▸ EXERCISE INPUT:
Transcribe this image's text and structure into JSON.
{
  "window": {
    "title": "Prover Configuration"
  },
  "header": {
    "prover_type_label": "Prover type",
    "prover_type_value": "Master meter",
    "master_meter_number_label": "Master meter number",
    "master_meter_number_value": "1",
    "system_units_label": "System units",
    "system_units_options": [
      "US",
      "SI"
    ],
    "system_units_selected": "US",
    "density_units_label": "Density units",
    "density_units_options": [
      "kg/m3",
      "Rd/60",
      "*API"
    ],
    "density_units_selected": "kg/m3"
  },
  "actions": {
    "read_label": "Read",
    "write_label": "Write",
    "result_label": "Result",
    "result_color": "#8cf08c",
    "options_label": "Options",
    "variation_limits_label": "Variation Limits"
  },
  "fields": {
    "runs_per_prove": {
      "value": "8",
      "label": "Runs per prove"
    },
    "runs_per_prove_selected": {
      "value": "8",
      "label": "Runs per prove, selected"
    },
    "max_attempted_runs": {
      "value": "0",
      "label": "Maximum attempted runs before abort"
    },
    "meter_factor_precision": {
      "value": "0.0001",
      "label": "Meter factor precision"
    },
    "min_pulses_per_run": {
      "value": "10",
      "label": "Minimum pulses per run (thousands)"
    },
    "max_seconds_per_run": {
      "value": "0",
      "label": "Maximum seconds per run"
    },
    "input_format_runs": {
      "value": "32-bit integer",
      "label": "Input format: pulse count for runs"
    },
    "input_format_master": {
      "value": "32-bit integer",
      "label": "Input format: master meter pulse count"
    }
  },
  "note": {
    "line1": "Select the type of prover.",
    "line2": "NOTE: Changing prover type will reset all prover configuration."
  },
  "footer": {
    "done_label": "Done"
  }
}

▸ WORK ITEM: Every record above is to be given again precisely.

▸ PROBLEM SOLUTION:
Transcribe this image's text and structure into JSON.
{
  "window": {
    "title": "Prover Configuration"
  },
  "header": {
    "prover_type_label": "Prover type",
    "prover_type_value": "Master meter",
    "master_meter_number_label": "Master meter number",
    "master_meter_number_value": "1",
    "system_units_label": "System units",
    "system_units_options": [
      "US",
      "SI"
    ],
    "system_units_selected": "US",
    "density_units_label": "Density units",
    "density_units_options": [
      "kg/m3",
      "Rd/60",
      "*API"
    ],
    "density_units_selected": "kg/m3"
  },
  "actions": {
    "read_label": "Read",
    "write_label": "Write",
    "result_label": "Result",
    "result_color": "#8cf08c",
    "options_label": "Options",
    "variation_limits_label": "Variation Limits"
  },
  "fields": {
    "runs_per_prove": {
      "value": "8",
      "label": "Runs per prove"
    },
    "runs_per_prove_selected": {
      "value": "8",
      "label": "Runs per prove, selected"
    },
    "max_attempted_runs": {
      "value": "0",
      "label": "Maximum attempted runs before abort"
    },
    "meter_factor_precision": {
      "value": "0.0001",
      "label": "Meter factor precision"
    },
    "min_pulses_per_run": {
      "value": "10",
      "label": "Minimum pulses per run (thousands)"
    },
    "max_seconds_per_run": {
      "value": "0",
      "label": "Maximum seconds per run"
    },
    "input_format_runs": {
      "value": "32-bit integer",
      "label": "Input format: pulse count for runs"
    },
    "input_format_master": {
      "value": "32-bit integer",
      "label": "Input format: master meter pulse count"
    }
  },
  "note": {
    "line1": "Select the type of prover.",
    "line2": "NOTE: Changing prover type will reset all prover configuration."
  },
  "footer": {
    "done_label": "Done"
  }
}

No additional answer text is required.